by Rachael Biermann
(Editor's intro: if a picture is worth a thousand words, then make them good ones, using Rachael's tips!)
The photography in your advertisements and on your Web site can make a huge difference in how your product or service is perceived by the public. Your photos should mirror what your business offers and should represent you in the best light. Consumers make a direct connection with the photos your company releases and the product or service itself. In most cases, it would be better to have no photos than photos with dates in the bottom right hand corner, improper angles and use of space, and unnecessary objects and clutter in sight. Consider these simple tips when taking home photos:
Keep your photos current
Keeping your home listings updated and appealing to consumers is much easier if you make it a point to avoid a date stamp in your photos. Date stamps make a photo timely. It tells the consumer how long a home has been for sale, and sometimes that may not be information you'd want to reveal at a glance. Another way to keep your listings current is to pay attention to the time of year. If it's summer, don't use a photo of a home covered with snow. During summer months, don't use a photo of a home with holiday decorations.
Clutter in photographs make the home your representing look like it's in poor condition. Clutter can be more than a counter top full of dishes or a child's toys spread across a living room. It's easy to overlook certain types of clutter present in your life daily. One common example is your refrigerator. Remove excess magnets and notes from your refrigerator. A couple of small magnets are acceptable, but bulky magnets holding up papers covering your entire refrigerator will be a huge distraction from your objective—showing the home.
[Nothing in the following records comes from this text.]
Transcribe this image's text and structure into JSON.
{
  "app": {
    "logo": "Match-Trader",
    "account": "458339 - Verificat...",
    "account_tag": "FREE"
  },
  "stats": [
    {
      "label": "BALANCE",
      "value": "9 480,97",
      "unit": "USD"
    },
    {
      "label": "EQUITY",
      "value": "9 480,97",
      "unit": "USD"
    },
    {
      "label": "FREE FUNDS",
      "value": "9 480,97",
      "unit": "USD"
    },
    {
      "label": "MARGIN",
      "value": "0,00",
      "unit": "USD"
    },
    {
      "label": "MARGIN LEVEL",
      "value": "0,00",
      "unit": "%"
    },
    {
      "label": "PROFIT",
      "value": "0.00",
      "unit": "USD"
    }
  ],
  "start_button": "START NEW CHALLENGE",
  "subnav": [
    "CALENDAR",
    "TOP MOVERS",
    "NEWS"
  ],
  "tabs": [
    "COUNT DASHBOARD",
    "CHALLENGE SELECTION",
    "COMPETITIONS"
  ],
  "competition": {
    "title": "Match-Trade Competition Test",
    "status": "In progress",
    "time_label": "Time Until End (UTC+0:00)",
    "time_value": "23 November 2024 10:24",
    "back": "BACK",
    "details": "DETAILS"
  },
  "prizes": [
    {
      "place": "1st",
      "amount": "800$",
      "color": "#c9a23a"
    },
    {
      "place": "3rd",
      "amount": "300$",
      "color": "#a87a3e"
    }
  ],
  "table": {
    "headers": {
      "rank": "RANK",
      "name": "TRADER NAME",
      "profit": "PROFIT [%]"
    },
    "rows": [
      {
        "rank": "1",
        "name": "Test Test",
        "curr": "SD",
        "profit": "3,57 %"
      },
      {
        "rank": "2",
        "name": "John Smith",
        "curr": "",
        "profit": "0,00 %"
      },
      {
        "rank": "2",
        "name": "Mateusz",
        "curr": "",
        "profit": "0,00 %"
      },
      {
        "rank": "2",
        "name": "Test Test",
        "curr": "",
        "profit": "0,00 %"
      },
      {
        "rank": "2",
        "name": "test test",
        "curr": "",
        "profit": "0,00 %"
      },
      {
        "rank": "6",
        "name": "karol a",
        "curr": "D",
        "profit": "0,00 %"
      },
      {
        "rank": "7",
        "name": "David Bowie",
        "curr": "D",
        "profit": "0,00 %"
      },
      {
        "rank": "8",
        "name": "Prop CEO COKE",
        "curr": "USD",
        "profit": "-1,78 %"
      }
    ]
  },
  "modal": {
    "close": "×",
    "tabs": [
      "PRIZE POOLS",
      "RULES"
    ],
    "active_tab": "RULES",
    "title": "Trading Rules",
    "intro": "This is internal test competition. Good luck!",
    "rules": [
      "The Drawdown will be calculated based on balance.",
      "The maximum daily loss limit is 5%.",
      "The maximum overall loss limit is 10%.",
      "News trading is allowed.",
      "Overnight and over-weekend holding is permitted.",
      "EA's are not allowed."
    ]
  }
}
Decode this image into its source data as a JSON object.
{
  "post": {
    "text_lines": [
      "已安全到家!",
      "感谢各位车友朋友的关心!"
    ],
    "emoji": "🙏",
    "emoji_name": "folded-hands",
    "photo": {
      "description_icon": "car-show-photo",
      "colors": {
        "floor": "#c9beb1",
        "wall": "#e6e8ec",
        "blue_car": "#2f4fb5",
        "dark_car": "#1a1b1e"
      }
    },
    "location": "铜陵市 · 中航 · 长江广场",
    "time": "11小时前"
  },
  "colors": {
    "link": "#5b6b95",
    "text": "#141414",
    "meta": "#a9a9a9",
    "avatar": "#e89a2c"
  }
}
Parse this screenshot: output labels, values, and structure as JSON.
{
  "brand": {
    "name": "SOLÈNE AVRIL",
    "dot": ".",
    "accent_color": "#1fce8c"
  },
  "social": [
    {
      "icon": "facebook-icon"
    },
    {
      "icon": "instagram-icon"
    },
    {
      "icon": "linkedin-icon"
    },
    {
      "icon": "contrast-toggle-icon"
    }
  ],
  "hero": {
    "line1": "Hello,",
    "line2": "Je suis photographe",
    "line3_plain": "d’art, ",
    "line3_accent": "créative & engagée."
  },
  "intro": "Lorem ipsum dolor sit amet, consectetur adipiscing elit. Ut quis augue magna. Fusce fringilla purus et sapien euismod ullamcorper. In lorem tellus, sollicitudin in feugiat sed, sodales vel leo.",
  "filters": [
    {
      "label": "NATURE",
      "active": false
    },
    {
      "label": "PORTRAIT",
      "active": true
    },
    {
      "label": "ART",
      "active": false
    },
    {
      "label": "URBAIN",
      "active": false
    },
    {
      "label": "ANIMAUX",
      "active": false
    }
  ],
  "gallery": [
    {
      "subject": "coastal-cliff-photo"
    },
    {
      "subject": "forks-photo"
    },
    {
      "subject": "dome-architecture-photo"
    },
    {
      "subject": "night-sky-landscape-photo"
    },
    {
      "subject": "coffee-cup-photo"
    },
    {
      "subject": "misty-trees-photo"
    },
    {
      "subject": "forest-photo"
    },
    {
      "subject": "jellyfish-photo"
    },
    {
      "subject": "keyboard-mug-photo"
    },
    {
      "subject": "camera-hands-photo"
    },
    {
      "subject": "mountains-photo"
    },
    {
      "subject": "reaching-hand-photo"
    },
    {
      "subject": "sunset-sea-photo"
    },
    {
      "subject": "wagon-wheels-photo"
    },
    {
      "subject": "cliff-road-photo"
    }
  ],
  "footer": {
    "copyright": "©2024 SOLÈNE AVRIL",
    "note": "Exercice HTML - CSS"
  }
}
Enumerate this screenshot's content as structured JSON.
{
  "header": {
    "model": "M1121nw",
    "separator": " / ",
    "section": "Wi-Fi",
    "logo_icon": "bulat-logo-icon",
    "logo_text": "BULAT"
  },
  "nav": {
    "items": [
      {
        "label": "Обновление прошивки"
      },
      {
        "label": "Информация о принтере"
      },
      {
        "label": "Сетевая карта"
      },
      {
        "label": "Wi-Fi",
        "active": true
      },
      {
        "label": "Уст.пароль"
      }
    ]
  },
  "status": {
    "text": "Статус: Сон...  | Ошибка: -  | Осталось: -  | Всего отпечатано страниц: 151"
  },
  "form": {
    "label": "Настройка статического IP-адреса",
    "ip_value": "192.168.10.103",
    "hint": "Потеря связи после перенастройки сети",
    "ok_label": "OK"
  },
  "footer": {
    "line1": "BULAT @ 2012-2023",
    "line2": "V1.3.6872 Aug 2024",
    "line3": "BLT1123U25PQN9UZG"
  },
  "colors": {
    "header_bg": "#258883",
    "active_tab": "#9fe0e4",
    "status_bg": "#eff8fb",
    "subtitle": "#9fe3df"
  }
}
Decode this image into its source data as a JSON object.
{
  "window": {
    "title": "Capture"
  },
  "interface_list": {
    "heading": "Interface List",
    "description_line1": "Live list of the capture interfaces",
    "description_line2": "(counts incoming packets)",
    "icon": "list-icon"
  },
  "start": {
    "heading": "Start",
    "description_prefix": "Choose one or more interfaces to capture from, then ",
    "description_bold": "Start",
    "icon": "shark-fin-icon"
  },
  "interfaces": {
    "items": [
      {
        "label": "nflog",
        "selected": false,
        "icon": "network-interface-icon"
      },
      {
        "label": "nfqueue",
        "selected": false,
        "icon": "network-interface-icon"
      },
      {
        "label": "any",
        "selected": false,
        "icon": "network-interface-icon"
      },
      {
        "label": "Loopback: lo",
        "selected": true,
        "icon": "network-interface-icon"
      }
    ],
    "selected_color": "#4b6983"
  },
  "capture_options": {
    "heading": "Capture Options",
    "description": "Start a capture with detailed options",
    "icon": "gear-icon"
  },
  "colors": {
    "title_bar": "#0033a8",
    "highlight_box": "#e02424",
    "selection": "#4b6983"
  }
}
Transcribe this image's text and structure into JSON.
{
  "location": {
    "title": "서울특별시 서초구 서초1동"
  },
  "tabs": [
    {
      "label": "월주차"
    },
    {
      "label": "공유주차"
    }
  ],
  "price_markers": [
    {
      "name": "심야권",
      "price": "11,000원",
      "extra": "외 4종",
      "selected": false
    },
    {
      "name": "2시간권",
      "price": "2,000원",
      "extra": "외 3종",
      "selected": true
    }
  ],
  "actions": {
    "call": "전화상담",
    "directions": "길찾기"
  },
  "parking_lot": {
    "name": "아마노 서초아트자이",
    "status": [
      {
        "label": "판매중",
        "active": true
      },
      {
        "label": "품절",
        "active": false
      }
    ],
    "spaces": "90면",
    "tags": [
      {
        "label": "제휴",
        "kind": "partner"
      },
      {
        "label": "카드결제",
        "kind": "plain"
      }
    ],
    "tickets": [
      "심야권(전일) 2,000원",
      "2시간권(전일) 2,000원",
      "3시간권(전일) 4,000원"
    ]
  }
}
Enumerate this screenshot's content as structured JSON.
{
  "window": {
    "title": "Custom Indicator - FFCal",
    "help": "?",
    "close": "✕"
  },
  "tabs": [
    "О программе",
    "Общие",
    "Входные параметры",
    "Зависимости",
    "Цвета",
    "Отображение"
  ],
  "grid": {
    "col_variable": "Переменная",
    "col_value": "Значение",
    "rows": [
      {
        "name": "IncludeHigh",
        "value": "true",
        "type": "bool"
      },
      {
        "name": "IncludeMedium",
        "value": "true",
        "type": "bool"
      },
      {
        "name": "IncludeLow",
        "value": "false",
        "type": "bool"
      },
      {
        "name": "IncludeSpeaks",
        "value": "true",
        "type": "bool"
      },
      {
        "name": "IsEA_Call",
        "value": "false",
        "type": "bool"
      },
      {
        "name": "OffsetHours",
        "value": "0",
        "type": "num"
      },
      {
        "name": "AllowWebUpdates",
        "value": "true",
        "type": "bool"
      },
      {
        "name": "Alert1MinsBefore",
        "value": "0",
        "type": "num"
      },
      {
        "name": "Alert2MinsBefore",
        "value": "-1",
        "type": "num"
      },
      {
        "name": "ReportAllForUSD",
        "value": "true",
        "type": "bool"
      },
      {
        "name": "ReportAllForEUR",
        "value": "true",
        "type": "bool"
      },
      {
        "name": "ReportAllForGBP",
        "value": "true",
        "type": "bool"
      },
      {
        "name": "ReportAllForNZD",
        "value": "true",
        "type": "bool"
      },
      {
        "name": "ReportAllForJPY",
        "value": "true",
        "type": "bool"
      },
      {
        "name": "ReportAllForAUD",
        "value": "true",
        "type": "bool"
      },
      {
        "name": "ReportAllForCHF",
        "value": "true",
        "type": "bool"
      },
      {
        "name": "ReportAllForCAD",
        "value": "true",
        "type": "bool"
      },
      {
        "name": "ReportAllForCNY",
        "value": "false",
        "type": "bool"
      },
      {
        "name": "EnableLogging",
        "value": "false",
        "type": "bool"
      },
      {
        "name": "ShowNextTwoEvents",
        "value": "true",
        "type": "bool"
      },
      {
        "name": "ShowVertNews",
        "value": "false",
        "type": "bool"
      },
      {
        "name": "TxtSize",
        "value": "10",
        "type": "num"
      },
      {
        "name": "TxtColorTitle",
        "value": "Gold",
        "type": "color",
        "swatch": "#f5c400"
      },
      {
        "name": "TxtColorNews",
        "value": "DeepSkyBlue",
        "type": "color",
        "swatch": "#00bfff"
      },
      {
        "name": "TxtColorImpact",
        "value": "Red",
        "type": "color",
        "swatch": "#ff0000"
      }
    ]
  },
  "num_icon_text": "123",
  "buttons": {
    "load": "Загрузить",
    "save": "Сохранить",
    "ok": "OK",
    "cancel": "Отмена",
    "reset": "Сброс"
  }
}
Clutter should also be avoided when photographing the exterior of a home. A common distraction in many home photos is having a car in your driveway. Park your car away from the home you're photographing to showcase the entire exterior. Landscaping should be clean and neat, and lawn ornaments should be tasteful.
Use proper angles and lighting
Before taking a photo, position yourself in an area that will capture the entire space you're photographing. Doorways can make a great space to photograph a room in its entirety. For interior shots, your photos shouldn't contain more wall than room. Watch for reflections in mirrors, televisions, windows and other reflective surfaces. Most interior photos should be taken in the daylight. Taking photos on a day with a slight overcast will prove to produce better photos than on exceptionally sunny days. Turning on decorative light fixtures like lamps will create just enough lighting for an excellent photo. Use your best judgment with lighting when taking photos. If you notice an unflattering glare in a photo, adjust the lighting and take another photo. If you're unsure about a good angle, skim through home decorating magazines to see examples of good photography to replicate.